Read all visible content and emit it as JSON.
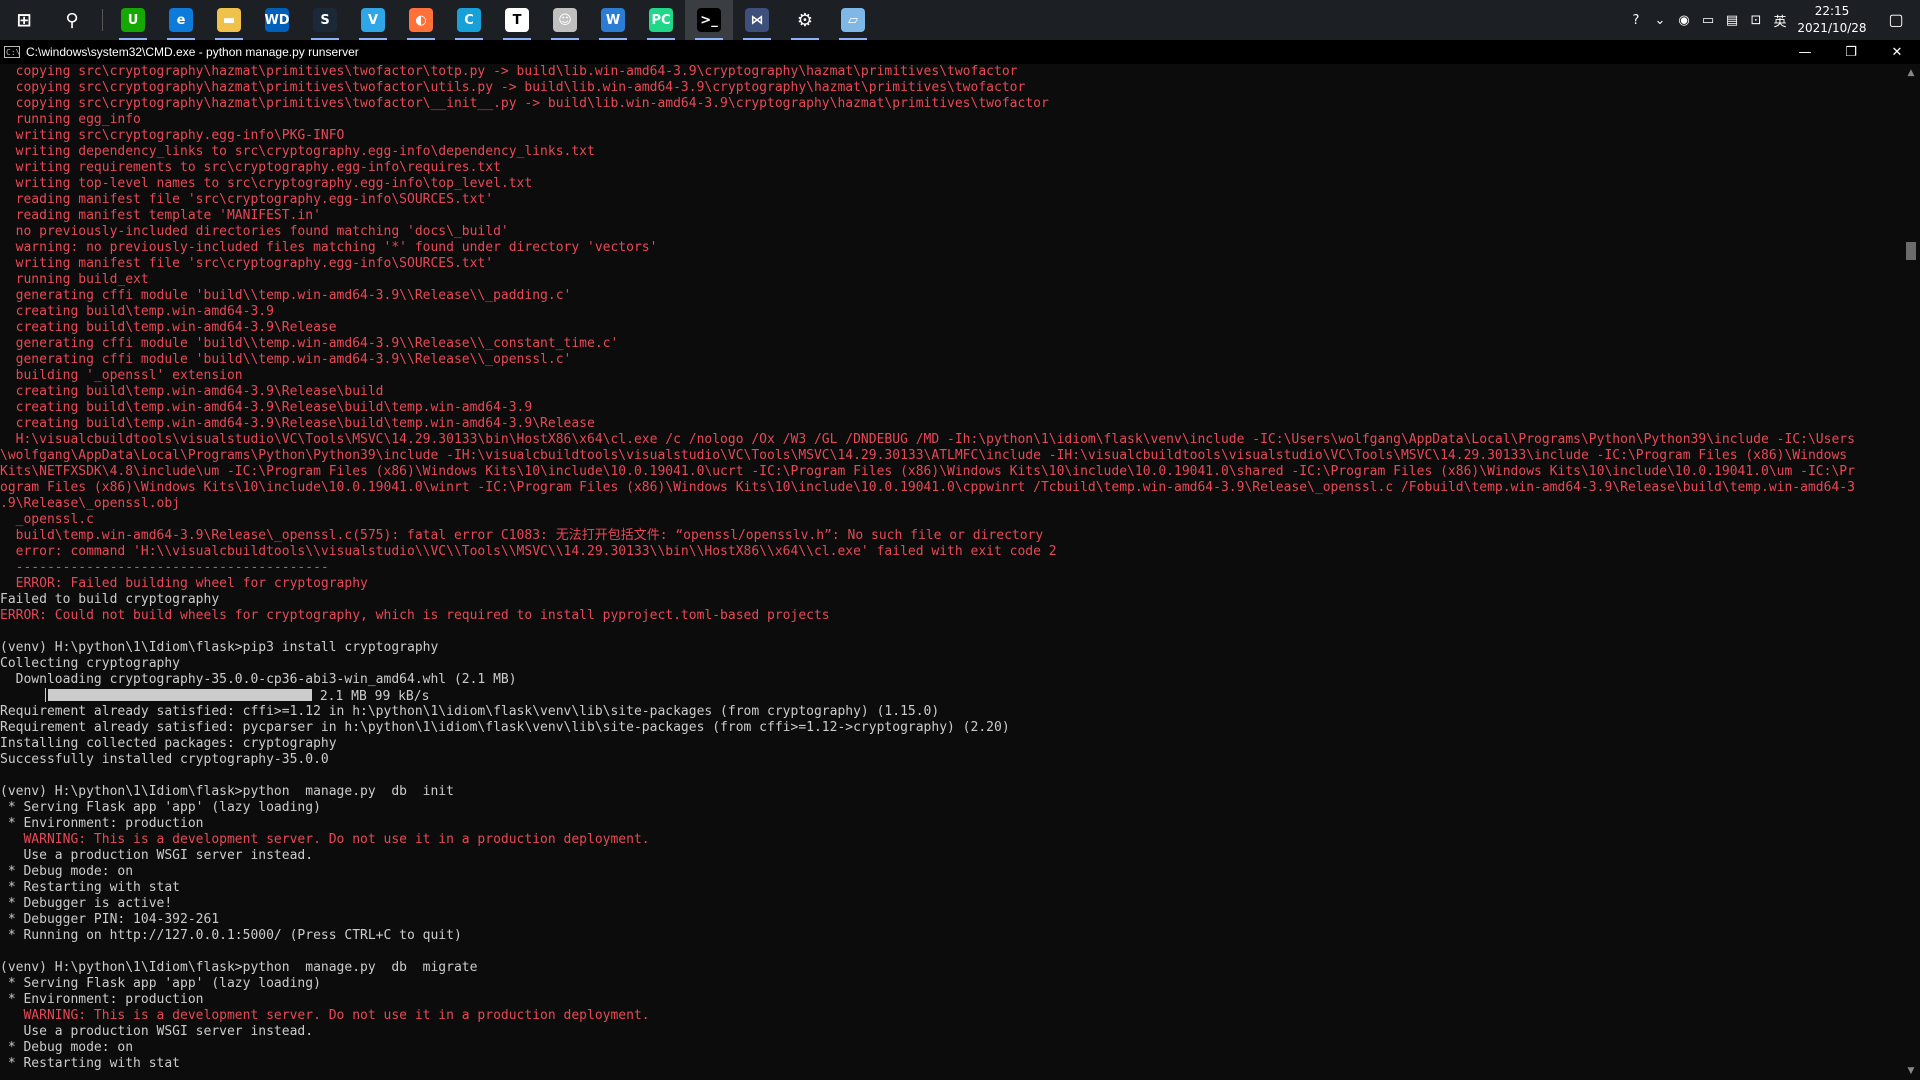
{
  "taskbar": {
    "apps": [
      {
        "name": "start",
        "glyph": "⊞",
        "color": "#1c1f24"
      },
      {
        "name": "search",
        "glyph": "⚲",
        "color": "#1c1f24"
      },
      {
        "name": "sep"
      },
      {
        "name": "upwork",
        "glyph": "U",
        "color": "#14a800"
      },
      {
        "name": "edge",
        "glyph": "e",
        "color": "#0c7bd9"
      },
      {
        "name": "file-explorer",
        "glyph": "▬",
        "color": "#f0c24b"
      },
      {
        "name": "wd",
        "glyph": "WD",
        "color": "#005fb8"
      },
      {
        "name": "steam",
        "glyph": "S",
        "color": "#1b2838"
      },
      {
        "name": "v-app",
        "glyph": "V",
        "color": "#2ea6e8"
      },
      {
        "name": "firefox-like",
        "glyph": "◐",
        "color": "#ff7139"
      },
      {
        "name": "c-app",
        "glyph": "C",
        "color": "#18a0d8"
      },
      {
        "name": "typora",
        "glyph": "T",
        "color": "#ffffff"
      },
      {
        "name": "photo-app",
        "glyph": "☺",
        "color": "#c0c0c0"
      },
      {
        "name": "word",
        "glyph": "W",
        "color": "#2b7cd3"
      },
      {
        "name": "pycharm",
        "glyph": "PC",
        "color": "#21d789"
      },
      {
        "name": "cmd",
        "glyph": ">_",
        "color": "#000000"
      },
      {
        "name": "vs-app",
        "glyph": "⋈",
        "color": "#3d4f7a"
      },
      {
        "name": "settings",
        "glyph": "⚙",
        "color": "#1c1f24"
      },
      {
        "name": "notes-app",
        "glyph": "▱",
        "color": "#7fb8e6"
      }
    ],
    "tray": {
      "help_glyph": "?",
      "chevron_glyph": "⌄",
      "steam_glyph": "◉",
      "usb_glyph": "▭",
      "battery_glyph": "▤",
      "network_glyph": "⊡",
      "ime": "英",
      "time": "22:15",
      "date": "2021/10/28",
      "notification_glyph": "▢"
    }
  },
  "window": {
    "title": "C:\\windows\\system32\\CMD.exe - python  manage.py runserver",
    "minimize": "—",
    "restore": "❐",
    "close": "✕"
  },
  "console": {
    "lines": [
      {
        "t": "  copying src\\cryptography\\hazmat\\primitives\\twofactor\\totp.py -> build\\lib.win-amd64-3.9\\cryptography\\hazmat\\primitives\\twofactor",
        "c": "red"
      },
      {
        "t": "  copying src\\cryptography\\hazmat\\primitives\\twofactor\\utils.py -> build\\lib.win-amd64-3.9\\cryptography\\hazmat\\primitives\\twofactor",
        "c": "red"
      },
      {
        "t": "  copying src\\cryptography\\hazmat\\primitives\\twofactor\\__init__.py -> build\\lib.win-amd64-3.9\\cryptography\\hazmat\\primitives\\twofactor",
        "c": "red"
      },
      {
        "t": "  running egg_info",
        "c": "red"
      },
      {
        "t": "  writing src\\cryptography.egg-info\\PKG-INFO",
        "c": "red"
      },
      {
        "t": "  writing dependency_links to src\\cryptography.egg-info\\dependency_links.txt",
        "c": "red"
      },
      {
        "t": "  writing requirements to src\\cryptography.egg-info\\requires.txt",
        "c": "red"
      },
      {
        "t": "  writing top-level names to src\\cryptography.egg-info\\top_level.txt",
        "c": "red"
      },
      {
        "t": "  reading manifest file 'src\\cryptography.egg-info\\SOURCES.txt'",
        "c": "red"
      },
      {
        "t": "  reading manifest template 'MANIFEST.in'",
        "c": "red"
      },
      {
        "t": "  no previously-included directories found matching 'docs\\_build'",
        "c": "red"
      },
      {
        "t": "  warning: no previously-included files matching '*' found under directory 'vectors'",
        "c": "red"
      },
      {
        "t": "  writing manifest file 'src\\cryptography.egg-info\\SOURCES.txt'",
        "c": "red"
      },
      {
        "t": "  running build_ext",
        "c": "red"
      },
      {
        "t": "  generating cffi module 'build\\\\temp.win-amd64-3.9\\\\Release\\\\_padding.c'",
        "c": "red"
      },
      {
        "t": "  creating build\\temp.win-amd64-3.9",
        "c": "red"
      },
      {
        "t": "  creating build\\temp.win-amd64-3.9\\Release",
        "c": "red"
      },
      {
        "t": "  generating cffi module 'build\\\\temp.win-amd64-3.9\\\\Release\\\\_constant_time.c'",
        "c": "red"
      },
      {
        "t": "  generating cffi module 'build\\\\temp.win-amd64-3.9\\\\Release\\\\_openssl.c'",
        "c": "red"
      },
      {
        "t": "  building '_openssl' extension",
        "c": "red"
      },
      {
        "t": "  creating build\\temp.win-amd64-3.9\\Release\\build",
        "c": "red"
      },
      {
        "t": "  creating build\\temp.win-amd64-3.9\\Release\\build\\temp.win-amd64-3.9",
        "c": "red"
      },
      {
        "t": "  creating build\\temp.win-amd64-3.9\\Release\\build\\temp.win-amd64-3.9\\Release",
        "c": "red"
      },
      {
        "t": "  H:\\visualcbuildtools\\visualstudio\\VC\\Tools\\MSVC\\14.29.30133\\bin\\HostX86\\x64\\cl.exe /c /nologo /Ox /W3 /GL /DNDEBUG /MD -Ih:\\python\\1\\idiom\\flask\\venv\\include -IC:\\Users\\wolfgang\\AppData\\Local\\Programs\\Python\\Python39\\include -IC:\\Users",
        "c": "red"
      },
      {
        "t": "\\wolfgang\\AppData\\Local\\Programs\\Python\\Python39\\include -IH:\\visualcbuildtools\\visualstudio\\VC\\Tools\\MSVC\\14.29.30133\\ATLMFC\\include -IH:\\visualcbuildtools\\visualstudio\\VC\\Tools\\MSVC\\14.29.30133\\include -IC:\\Program Files (x86)\\Windows",
        "c": "red"
      },
      {
        "t": "Kits\\NETFXSDK\\4.8\\include\\um -IC:\\Program Files (x86)\\Windows Kits\\10\\include\\10.0.19041.0\\ucrt -IC:\\Program Files (x86)\\Windows Kits\\10\\include\\10.0.19041.0\\shared -IC:\\Program Files (x86)\\Windows Kits\\10\\include\\10.0.19041.0\\um -IC:\\Pr",
        "c": "red"
      },
      {
        "t": "ogram Files (x86)\\Windows Kits\\10\\include\\10.0.19041.0\\winrt -IC:\\Program Files (x86)\\Windows Kits\\10\\include\\10.0.19041.0\\cppwinrt /Tcbuild\\temp.win-amd64-3.9\\Release\\_openssl.c /Fobuild\\temp.win-amd64-3.9\\Release\\build\\temp.win-amd64-3",
        "c": "red"
      },
      {
        "t": ".9\\Release\\_openssl.obj",
        "c": "red"
      },
      {
        "t": "  _openssl.c",
        "c": "red"
      },
      {
        "t": "  build\\temp.win-amd64-3.9\\Release\\_openssl.c(575): fatal error C1083: 无法打开包括文件: “openssl/opensslv.h”: No such file or directory",
        "c": "red"
      },
      {
        "t": "  error: command 'H:\\\\visualcbuildtools\\\\visualstudio\\\\VC\\\\Tools\\\\MSVC\\\\14.29.30133\\\\bin\\\\HostX86\\\\x64\\\\cl.exe' failed with exit code 2",
        "c": "red"
      },
      {
        "t": "  ----------------------------------------",
        "c": "red"
      },
      {
        "t": "  ERROR: Failed building wheel for cryptography",
        "c": "red"
      },
      {
        "t": "Failed to build cryptography",
        "c": "gray"
      },
      {
        "t": "ERROR: Could not build wheels for cryptography, which is required to install pyproject.toml-based projects",
        "c": "red"
      },
      {
        "t": "",
        "c": "gray"
      },
      {
        "t": "(venv) H:\\python\\1\\Idiom\\flask>pip3 install cryptography",
        "c": "gray"
      },
      {
        "t": "Collecting cryptography",
        "c": "gray"
      },
      {
        "t": "  Downloading cryptography-35.0.0-cp36-abi3-win_amd64.whl (2.1 MB)",
        "c": "gray"
      },
      {
        "t": "PROGRESS",
        "c": "gray",
        "progress_text": " 2.1 MB 99 kB/s",
        "progress_fraction": 1.0
      },
      {
        "t": "Requirement already satisfied: cffi>=1.12 in h:\\python\\1\\idiom\\flask\\venv\\lib\\site-packages (from cryptography) (1.15.0)",
        "c": "gray"
      },
      {
        "t": "Requirement already satisfied: pycparser in h:\\python\\1\\idiom\\flask\\venv\\lib\\site-packages (from cffi>=1.12->cryptography) (2.20)",
        "c": "gray"
      },
      {
        "t": "Installing collected packages: cryptography",
        "c": "gray"
      },
      {
        "t": "Successfully installed cryptography-35.0.0",
        "c": "gray"
      },
      {
        "t": "",
        "c": "gray"
      },
      {
        "t": "(venv) H:\\python\\1\\Idiom\\flask>python  manage.py  db  init",
        "c": "gray"
      },
      {
        "t": " * Serving Flask app 'app' (lazy loading)",
        "c": "gray"
      },
      {
        "t": " * Environment: production",
        "c": "gray"
      },
      {
        "t": "   WARNING: This is a development server. Do not use it in a production deployment.",
        "c": "red"
      },
      {
        "t": "   Use a production WSGI server instead.",
        "c": "gray"
      },
      {
        "t": " * Debug mode: on",
        "c": "gray"
      },
      {
        "t": " * Restarting with stat",
        "c": "gray"
      },
      {
        "t": " * Debugger is active!",
        "c": "gray"
      },
      {
        "t": " * Debugger PIN: 104-392-261",
        "c": "gray"
      },
      {
        "t": " * Running on http://127.0.0.1:5000/ (Press CTRL+C to quit)",
        "c": "gray"
      },
      {
        "t": "",
        "c": "gray"
      },
      {
        "t": "(venv) H:\\python\\1\\Idiom\\flask>python  manage.py  db  migrate",
        "c": "gray"
      },
      {
        "t": " * Serving Flask app 'app' (lazy loading)",
        "c": "gray"
      },
      {
        "t": " * Environment: production",
        "c": "gray"
      },
      {
        "t": "   WARNING: This is a development server. Do not use it in a production deployment.",
        "c": "red"
      },
      {
        "t": "   Use a production WSGI server instead.",
        "c": "gray"
      },
      {
        "t": " * Debug mode: on",
        "c": "gray"
      },
      {
        "t": " * Restarting with stat",
        "c": "gray"
      }
    ]
  },
  "scrollbar": {
    "up_glyph": "▲",
    "down_glyph": "▼"
  }
}
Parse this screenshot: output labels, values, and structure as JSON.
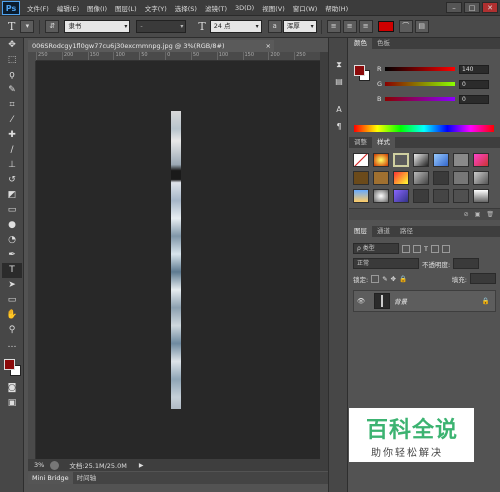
{
  "app": {
    "logo": "Ps"
  },
  "menu": [
    "文件(F)",
    "编辑(E)",
    "图像(I)",
    "图层(L)",
    "文字(Y)",
    "选择(S)",
    "滤镜(T)",
    "3D(D)",
    "视图(V)",
    "窗口(W)",
    "帮助(H)"
  ],
  "window_controls": [
    "–",
    "□",
    "✕"
  ],
  "options_bar": {
    "tool_glyph": "T",
    "font_family": "隶书",
    "font_style": "-",
    "font_size": "24 点",
    "antialias": "浑厚",
    "text_color": "#d00000"
  },
  "document": {
    "tab_title": "006SRodcgy1fl0gw77cu6j30excmmnpg.jpg @ 3%(RGB/8#)",
    "tab_close": "×",
    "ruler_ticks": [
      "250",
      "200",
      "150",
      "100",
      "50",
      "0",
      "50",
      "100",
      "150",
      "200",
      "250"
    ],
    "zoom": "3%",
    "doc_size": "文档:25.1M/25.0M",
    "arrow": "▶"
  },
  "bottom_tabs": [
    "Mini Bridge",
    "时间轴"
  ],
  "color_panel": {
    "tabs": [
      "颜色",
      "色板"
    ],
    "fg_color": "#8b0a0a",
    "channels": [
      {
        "label": "R",
        "value": "140"
      },
      {
        "label": "G",
        "value": "0"
      },
      {
        "label": "B",
        "value": "0"
      }
    ]
  },
  "styles_panel": {
    "tabs": [
      "调整",
      "样式"
    ],
    "footer_icons": [
      "⊘",
      "▣",
      "🗑"
    ]
  },
  "layers_panel": {
    "tabs": [
      "图层",
      "通道",
      "路径"
    ],
    "filter_kind": "ρ 类型",
    "blend_mode": "正常",
    "opacity_label": "不透明度:",
    "lock_label": "锁定:",
    "fill_label": "填充:",
    "layer_name": "背景"
  },
  "watermark": {
    "title": "百科全说",
    "subtitle": "助你轻松解决"
  }
}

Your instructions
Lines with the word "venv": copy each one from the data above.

Task solution
        "t": "  H:\\visualcbuildtools\\visualstudio\\VC\\Tools\\MSVC\\14.29.30133\\bin\\HostX86\\x64\\cl.exe /c /nologo /Ox /W3 /GL /DNDEBUG /MD -Ih:\\python\\1\\idiom\\flask\\venv\\include -IC:\\Users\\wolfgang\\AppData\\Local\\Programs\\Python\\Python39\\include -IC:\\Users",
        "t": "(venv) H:\\python\\1\\Idiom\\flask>pip3 install cryptography",
        "t": "Requirement already satisfied: cffi>=1.12 in h:\\python\\1\\idiom\\flask\\venv\\lib\\site-packages (from cryptography) (1.15.0)",
        "t": "Requirement already satisfied: pycparser in h:\\python\\1\\idiom\\flask\\venv\\lib\\site-packages (from cffi>=1.12->cryptography) (2.20)",
        "t": "(venv) H:\\python\\1\\Idiom\\flask>python  manage.py  db  init",
        "t": "(venv) H:\\python\\1\\Idiom\\flask>python  manage.py  db  migrate",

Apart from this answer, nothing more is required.